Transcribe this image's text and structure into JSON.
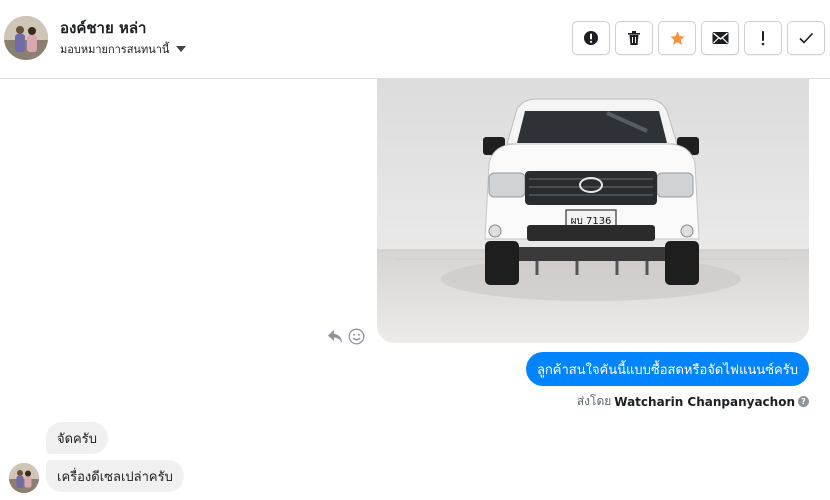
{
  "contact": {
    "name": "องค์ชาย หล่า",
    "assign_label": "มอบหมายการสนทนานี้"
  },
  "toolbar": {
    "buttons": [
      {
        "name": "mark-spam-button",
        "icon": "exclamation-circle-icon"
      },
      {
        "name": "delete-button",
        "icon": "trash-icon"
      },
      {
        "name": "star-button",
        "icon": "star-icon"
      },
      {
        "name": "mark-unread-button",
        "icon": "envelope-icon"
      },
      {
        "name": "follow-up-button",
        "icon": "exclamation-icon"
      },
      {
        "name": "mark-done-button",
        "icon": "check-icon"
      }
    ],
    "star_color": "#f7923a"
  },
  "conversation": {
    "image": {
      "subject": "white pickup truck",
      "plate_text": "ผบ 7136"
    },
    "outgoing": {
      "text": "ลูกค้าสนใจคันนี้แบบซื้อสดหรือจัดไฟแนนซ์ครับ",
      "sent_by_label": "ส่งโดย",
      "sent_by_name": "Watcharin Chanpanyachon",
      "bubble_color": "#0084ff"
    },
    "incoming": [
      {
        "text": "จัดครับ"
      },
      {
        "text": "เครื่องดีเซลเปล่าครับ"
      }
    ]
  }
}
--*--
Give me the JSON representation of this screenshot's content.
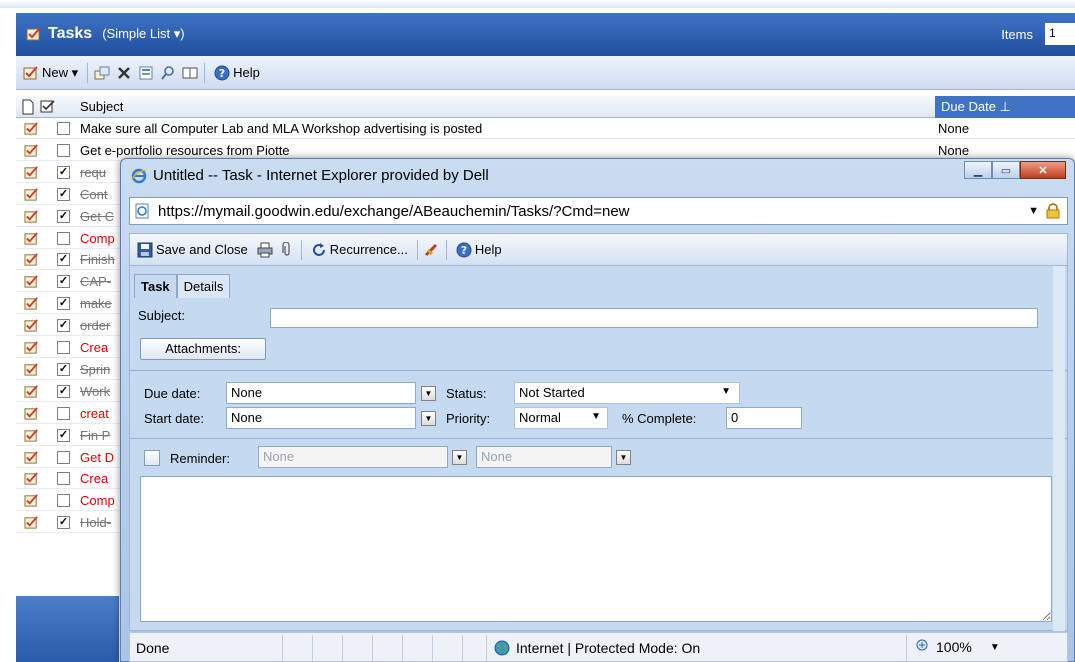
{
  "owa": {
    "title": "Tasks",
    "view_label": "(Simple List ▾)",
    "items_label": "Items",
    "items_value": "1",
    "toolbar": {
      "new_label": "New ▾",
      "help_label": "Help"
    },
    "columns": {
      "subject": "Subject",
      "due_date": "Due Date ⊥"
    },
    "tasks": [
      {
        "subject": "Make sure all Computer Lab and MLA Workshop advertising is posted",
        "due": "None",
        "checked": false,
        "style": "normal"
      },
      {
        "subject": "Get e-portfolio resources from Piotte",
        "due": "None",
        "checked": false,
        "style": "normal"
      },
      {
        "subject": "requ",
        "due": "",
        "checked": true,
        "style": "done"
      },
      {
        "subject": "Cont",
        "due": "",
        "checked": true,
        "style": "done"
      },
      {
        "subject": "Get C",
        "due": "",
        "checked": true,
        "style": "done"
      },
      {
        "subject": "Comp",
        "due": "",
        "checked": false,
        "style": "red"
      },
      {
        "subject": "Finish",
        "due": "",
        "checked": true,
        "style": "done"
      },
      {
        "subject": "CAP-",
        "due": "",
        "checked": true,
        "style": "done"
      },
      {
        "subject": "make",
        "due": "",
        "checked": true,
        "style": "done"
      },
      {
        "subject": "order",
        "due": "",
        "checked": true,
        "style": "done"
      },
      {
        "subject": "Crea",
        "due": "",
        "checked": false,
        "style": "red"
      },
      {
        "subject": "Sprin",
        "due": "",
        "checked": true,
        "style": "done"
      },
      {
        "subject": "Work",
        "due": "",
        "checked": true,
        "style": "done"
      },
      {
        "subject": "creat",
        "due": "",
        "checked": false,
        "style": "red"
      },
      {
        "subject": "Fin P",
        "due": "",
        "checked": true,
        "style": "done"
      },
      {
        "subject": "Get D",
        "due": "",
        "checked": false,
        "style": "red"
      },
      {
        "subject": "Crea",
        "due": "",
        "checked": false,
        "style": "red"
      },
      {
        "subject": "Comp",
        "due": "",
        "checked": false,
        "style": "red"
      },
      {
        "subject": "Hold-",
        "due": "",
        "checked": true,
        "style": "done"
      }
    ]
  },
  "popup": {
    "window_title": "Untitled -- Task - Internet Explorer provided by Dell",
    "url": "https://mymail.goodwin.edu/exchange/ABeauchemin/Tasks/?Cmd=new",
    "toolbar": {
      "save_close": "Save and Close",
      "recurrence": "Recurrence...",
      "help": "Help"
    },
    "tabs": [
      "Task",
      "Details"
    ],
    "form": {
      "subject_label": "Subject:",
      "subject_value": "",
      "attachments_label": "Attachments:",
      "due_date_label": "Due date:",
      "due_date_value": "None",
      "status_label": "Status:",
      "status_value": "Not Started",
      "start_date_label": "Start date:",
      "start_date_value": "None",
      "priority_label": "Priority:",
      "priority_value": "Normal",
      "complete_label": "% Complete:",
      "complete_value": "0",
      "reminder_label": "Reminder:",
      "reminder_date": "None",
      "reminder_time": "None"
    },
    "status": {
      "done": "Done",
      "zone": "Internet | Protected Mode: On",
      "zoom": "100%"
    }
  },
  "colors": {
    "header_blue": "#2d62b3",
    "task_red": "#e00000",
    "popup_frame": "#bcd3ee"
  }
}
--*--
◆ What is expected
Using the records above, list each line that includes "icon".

◆ Reply
        "icon": "exclamation-circle-icon"
        "icon": "trash-icon"
        "icon": "star-icon"
        "icon": "envelope-icon"
        "icon": "exclamation-icon"
        "icon": "check-icon"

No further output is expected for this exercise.